§ Given records:
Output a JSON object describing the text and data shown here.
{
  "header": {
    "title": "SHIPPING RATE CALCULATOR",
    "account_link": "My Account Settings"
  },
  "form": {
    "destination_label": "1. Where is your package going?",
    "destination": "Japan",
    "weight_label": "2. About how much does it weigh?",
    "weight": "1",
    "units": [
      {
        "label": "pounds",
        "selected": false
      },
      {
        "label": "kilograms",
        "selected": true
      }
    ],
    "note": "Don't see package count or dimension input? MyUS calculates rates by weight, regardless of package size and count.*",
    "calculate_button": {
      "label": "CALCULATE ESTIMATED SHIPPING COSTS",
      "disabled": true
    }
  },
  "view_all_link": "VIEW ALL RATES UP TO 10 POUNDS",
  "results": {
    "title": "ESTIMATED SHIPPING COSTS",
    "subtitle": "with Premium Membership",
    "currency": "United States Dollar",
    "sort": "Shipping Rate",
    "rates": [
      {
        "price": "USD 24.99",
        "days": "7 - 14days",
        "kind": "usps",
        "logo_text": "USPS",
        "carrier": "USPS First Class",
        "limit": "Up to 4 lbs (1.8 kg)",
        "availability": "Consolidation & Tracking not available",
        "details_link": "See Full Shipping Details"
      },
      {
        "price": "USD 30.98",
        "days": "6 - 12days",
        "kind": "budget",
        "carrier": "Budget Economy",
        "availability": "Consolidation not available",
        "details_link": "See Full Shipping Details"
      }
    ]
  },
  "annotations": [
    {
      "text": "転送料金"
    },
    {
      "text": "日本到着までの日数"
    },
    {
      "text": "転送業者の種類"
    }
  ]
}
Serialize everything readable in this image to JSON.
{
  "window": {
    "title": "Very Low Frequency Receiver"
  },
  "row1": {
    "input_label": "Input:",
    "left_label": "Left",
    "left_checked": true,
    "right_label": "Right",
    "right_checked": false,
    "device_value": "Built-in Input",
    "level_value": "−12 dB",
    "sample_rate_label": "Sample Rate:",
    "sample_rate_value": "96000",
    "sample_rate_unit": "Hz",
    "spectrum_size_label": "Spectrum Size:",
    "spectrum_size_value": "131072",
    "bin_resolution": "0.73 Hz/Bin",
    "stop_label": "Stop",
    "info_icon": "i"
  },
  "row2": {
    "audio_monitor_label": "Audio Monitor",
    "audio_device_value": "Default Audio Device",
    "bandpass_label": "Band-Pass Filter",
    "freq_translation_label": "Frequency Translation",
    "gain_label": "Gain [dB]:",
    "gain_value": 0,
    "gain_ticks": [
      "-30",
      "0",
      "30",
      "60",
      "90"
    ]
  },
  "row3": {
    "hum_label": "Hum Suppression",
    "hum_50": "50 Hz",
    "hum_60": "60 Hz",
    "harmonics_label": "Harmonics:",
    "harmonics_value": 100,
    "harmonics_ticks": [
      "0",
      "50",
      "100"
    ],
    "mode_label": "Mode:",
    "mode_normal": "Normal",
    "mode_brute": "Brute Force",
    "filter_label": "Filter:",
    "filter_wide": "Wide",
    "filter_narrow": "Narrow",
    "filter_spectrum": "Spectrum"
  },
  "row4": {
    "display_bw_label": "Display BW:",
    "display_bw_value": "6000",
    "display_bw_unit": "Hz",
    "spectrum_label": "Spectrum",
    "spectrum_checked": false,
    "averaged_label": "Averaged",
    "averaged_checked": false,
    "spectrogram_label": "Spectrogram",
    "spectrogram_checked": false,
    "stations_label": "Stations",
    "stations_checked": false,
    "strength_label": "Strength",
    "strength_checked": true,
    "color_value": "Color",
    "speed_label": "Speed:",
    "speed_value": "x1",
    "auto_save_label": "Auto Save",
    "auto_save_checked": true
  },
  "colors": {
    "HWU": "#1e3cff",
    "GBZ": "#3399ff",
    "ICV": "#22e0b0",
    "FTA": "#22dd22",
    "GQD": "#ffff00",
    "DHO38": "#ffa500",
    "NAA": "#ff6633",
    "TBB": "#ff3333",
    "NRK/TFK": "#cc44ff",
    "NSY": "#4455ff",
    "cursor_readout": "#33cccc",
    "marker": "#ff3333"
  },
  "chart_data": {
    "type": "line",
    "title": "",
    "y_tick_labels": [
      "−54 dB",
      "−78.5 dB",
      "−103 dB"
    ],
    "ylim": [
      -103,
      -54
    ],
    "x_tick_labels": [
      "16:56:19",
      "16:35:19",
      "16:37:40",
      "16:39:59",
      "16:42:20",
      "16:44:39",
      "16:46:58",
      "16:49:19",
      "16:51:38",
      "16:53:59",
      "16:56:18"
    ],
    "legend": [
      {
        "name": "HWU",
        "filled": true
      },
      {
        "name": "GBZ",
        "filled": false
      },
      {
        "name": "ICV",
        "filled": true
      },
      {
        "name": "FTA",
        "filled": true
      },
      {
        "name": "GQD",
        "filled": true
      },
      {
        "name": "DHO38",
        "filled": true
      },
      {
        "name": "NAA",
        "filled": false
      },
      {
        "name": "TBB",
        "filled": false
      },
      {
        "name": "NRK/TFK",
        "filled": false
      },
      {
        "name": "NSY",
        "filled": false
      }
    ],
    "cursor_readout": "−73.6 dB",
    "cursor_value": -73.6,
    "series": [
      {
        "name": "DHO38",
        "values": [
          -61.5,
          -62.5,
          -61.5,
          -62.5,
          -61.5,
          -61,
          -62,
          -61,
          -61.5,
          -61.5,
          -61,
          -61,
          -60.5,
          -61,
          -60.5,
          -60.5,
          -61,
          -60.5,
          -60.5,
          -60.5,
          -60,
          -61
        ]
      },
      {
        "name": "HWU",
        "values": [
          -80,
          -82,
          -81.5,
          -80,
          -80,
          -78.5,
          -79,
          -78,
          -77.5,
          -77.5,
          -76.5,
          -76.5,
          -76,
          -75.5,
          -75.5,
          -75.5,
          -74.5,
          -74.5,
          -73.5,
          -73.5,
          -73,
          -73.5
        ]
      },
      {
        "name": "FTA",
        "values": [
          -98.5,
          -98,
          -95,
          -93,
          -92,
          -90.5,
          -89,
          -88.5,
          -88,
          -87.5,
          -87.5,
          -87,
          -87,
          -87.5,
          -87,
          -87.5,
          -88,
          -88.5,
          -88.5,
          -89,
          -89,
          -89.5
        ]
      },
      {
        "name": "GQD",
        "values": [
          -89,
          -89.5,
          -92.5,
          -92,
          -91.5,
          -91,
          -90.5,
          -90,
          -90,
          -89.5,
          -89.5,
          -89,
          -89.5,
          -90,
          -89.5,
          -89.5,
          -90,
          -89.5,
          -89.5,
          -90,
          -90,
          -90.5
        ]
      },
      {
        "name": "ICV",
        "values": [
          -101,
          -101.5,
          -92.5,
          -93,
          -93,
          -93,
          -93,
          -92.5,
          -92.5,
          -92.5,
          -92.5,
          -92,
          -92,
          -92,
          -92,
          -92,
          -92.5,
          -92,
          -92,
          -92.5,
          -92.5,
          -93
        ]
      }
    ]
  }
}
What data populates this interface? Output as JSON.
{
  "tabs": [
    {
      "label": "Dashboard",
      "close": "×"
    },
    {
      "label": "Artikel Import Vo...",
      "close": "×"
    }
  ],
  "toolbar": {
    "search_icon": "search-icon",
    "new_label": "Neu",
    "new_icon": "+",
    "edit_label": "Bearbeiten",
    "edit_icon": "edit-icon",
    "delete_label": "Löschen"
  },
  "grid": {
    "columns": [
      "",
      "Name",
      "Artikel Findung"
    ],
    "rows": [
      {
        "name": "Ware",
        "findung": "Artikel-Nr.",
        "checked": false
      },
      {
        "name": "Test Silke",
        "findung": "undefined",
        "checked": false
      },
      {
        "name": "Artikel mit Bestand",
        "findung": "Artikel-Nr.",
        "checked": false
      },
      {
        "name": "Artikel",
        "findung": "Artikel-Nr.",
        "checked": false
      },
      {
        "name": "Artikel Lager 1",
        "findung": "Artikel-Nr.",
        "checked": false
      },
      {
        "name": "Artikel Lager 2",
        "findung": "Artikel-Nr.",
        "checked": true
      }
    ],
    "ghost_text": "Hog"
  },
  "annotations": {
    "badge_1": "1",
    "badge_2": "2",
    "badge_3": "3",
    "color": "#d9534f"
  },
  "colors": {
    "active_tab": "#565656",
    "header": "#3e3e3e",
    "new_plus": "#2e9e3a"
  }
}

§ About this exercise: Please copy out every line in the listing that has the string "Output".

§ Written answer:
Output a JSON object describing the text and data shown here.
What data populates this interface? Output as JSON.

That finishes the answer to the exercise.